Basically, Chris say that the words and the concepts of social business have not been embraced by large corporations:
Through my conversations with colleagues and executives at large enterprises, the words Social Business have not struck the right chord with leaders. The movement has failed to earn their faith, trust and budgets in a significant way. While the ideas behind the moniker are invaluable in defining the future of work, most large companies simply aren’t buying into or investing in Social Business transformation efforts in more than a piecemeal sort of way
The underlying assumption here is that for an idea to succeed, it has to be accepted by big business. But this assumption contradicts everything we know about innovation. All of us in the business of disrupting management practices have to understand that the people we are disrupting are managers who are comfortable in their positions at the top of the pyramid. Large companies are full of such people. And, as Chris points out, there aren’t a lot of immediate motivations for the kind of wholesale change that social business implies.
This assumption in itself shows a bit of an industrial mindset—the idea that change can and must come from leaders and bosses—even though the concept of social business clearly would say otherwise. And that consultants can co-opt the power of managers and make broad changes in an organization. This is the irony of our era. All of us, even at the vanguard of change, are creatures of our upbringing. Every one of us in the workforce (and unfortunately even my sons who are in college) is the product of an education system that was, like all the rest of our institutions, optimized in the industrial era. We are industrial beings trying to cope with a post-industrial reality.
One of the basic concepts of that reality is that disruptive change comes from the bottom of markets—in this case, from the bottom of the management pyramid and the external environment of a company.
This means that the hard work of selling new ideas has to be done at the grassroots level. Our work is to empower people with tools that they can use to do their work better. It has to succeed there and filter up. The days of top-down, legislated change are over (as if they were ever that successful to begin with). When the success of your business depends on a smart, engaged workforce, you need for your people to be part of any change.

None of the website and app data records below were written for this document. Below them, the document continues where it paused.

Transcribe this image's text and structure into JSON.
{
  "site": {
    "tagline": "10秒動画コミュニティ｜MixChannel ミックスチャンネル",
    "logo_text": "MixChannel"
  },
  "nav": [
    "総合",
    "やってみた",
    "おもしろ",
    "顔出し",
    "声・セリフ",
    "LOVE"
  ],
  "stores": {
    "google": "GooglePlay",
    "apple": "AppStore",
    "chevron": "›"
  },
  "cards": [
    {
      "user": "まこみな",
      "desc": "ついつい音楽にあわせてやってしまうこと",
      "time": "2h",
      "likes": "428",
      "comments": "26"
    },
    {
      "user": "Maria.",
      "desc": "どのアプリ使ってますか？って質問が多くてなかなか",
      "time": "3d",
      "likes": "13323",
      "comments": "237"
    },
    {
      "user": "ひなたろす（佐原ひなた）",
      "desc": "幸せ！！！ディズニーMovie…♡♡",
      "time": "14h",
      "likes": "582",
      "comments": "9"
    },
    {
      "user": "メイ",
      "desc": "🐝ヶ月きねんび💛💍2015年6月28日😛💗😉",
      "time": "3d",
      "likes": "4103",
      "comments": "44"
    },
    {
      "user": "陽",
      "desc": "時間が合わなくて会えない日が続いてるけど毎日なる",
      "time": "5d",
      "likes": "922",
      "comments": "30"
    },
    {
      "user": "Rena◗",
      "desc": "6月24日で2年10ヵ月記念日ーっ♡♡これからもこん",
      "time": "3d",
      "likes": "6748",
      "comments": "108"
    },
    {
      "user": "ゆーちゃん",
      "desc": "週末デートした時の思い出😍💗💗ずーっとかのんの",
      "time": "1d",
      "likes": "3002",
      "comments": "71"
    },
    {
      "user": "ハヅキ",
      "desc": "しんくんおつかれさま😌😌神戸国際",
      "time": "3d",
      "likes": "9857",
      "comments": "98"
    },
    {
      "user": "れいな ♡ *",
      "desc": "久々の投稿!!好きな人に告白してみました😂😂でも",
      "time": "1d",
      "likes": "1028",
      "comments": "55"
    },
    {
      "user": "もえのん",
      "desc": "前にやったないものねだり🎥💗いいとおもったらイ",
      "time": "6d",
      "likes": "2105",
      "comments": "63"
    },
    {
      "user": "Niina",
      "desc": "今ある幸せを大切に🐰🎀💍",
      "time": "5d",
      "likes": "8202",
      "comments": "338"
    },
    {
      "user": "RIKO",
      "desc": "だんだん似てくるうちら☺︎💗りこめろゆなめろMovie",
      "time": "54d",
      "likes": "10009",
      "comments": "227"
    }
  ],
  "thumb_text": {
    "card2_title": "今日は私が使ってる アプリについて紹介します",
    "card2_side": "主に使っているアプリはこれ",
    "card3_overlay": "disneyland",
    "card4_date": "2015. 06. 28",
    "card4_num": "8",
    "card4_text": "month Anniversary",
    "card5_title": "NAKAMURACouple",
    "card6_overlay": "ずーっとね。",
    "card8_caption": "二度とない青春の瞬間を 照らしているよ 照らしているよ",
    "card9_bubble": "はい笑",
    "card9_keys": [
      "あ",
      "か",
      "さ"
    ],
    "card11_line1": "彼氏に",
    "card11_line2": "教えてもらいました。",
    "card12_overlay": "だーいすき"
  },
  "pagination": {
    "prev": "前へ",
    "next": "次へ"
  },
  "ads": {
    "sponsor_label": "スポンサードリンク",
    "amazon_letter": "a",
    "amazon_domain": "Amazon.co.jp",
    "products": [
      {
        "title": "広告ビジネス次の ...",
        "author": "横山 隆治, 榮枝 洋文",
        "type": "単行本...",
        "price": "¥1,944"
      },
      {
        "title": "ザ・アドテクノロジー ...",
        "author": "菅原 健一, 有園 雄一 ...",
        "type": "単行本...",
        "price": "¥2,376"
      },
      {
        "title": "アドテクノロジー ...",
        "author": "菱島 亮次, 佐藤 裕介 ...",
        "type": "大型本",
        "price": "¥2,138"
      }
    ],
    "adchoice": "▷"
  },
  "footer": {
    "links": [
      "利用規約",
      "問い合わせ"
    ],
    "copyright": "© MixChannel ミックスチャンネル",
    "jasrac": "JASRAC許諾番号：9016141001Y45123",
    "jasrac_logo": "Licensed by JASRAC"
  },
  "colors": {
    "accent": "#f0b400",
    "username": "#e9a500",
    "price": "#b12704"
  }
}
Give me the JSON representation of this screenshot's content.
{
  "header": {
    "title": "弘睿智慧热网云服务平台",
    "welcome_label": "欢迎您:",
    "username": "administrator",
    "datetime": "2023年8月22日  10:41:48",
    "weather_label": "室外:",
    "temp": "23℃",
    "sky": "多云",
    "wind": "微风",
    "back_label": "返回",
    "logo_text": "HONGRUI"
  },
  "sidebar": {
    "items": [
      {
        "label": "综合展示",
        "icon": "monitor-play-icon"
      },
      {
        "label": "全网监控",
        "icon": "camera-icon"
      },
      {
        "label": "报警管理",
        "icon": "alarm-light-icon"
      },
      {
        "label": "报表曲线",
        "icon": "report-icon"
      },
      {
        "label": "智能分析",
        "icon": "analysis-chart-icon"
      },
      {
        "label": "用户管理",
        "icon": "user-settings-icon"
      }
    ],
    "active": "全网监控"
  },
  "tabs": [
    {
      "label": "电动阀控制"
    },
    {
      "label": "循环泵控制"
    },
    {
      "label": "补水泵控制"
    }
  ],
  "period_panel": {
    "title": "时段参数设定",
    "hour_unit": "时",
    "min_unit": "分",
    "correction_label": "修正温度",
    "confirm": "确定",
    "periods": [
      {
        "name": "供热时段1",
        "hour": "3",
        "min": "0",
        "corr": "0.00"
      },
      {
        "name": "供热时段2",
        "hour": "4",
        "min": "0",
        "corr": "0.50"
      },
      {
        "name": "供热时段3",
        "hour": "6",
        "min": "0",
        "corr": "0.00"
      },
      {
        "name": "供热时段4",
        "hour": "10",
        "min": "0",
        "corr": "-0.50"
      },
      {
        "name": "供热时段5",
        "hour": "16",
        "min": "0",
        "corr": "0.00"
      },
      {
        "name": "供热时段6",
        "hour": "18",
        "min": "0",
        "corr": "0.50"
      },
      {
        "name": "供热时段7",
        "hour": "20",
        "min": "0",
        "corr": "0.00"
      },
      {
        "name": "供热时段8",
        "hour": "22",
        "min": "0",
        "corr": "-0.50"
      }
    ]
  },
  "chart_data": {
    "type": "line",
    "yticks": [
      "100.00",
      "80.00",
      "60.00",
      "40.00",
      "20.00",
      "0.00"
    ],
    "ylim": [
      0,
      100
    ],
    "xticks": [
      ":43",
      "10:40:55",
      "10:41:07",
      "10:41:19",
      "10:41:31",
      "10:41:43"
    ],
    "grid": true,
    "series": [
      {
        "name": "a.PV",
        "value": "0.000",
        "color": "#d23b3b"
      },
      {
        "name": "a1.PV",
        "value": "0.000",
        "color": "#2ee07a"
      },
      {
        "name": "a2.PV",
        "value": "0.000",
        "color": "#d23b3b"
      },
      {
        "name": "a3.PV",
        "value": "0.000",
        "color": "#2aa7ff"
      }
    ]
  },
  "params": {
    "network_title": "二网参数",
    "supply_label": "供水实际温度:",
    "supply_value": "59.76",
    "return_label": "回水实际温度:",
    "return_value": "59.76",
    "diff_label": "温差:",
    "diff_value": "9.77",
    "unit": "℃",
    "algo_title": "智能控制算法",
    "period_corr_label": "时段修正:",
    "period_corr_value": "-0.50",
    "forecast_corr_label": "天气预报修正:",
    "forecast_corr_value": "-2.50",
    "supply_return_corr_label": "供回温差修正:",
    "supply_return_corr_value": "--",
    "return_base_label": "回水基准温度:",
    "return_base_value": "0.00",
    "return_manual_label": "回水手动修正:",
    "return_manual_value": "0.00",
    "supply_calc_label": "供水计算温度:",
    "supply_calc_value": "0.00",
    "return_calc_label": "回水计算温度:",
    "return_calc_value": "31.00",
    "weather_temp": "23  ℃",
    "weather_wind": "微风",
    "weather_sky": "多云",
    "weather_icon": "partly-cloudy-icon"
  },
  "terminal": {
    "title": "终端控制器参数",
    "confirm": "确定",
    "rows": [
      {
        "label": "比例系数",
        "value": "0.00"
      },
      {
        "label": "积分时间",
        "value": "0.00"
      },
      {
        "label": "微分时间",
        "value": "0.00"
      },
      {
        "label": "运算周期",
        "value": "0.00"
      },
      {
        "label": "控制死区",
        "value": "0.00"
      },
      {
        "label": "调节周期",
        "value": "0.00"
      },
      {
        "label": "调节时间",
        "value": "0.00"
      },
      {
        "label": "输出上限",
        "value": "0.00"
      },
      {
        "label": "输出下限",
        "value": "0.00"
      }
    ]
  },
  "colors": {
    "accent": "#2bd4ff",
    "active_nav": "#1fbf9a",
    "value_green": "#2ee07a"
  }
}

I’m heading to DC later this week to an academic conference, ICICKM. On Thursday I’ll be presenting a paper with John Dumay that basically says that practitioners have to get out of the cathedral and stop legislating how next generation business should be measured and managed—and get into the streets as missionaries to help empower people with the skills and tools they need to be successful.
Everything that Social Business and Intangible Capital are about tells us that power comes from the people: from your employees and customers and communities and stakeholders of every kind. Social Business isn’t dead. The idea that’s dead is that big business will show us the way to create social businesses. Don’t get to the people through the bosses. Get out and sow change in the streets.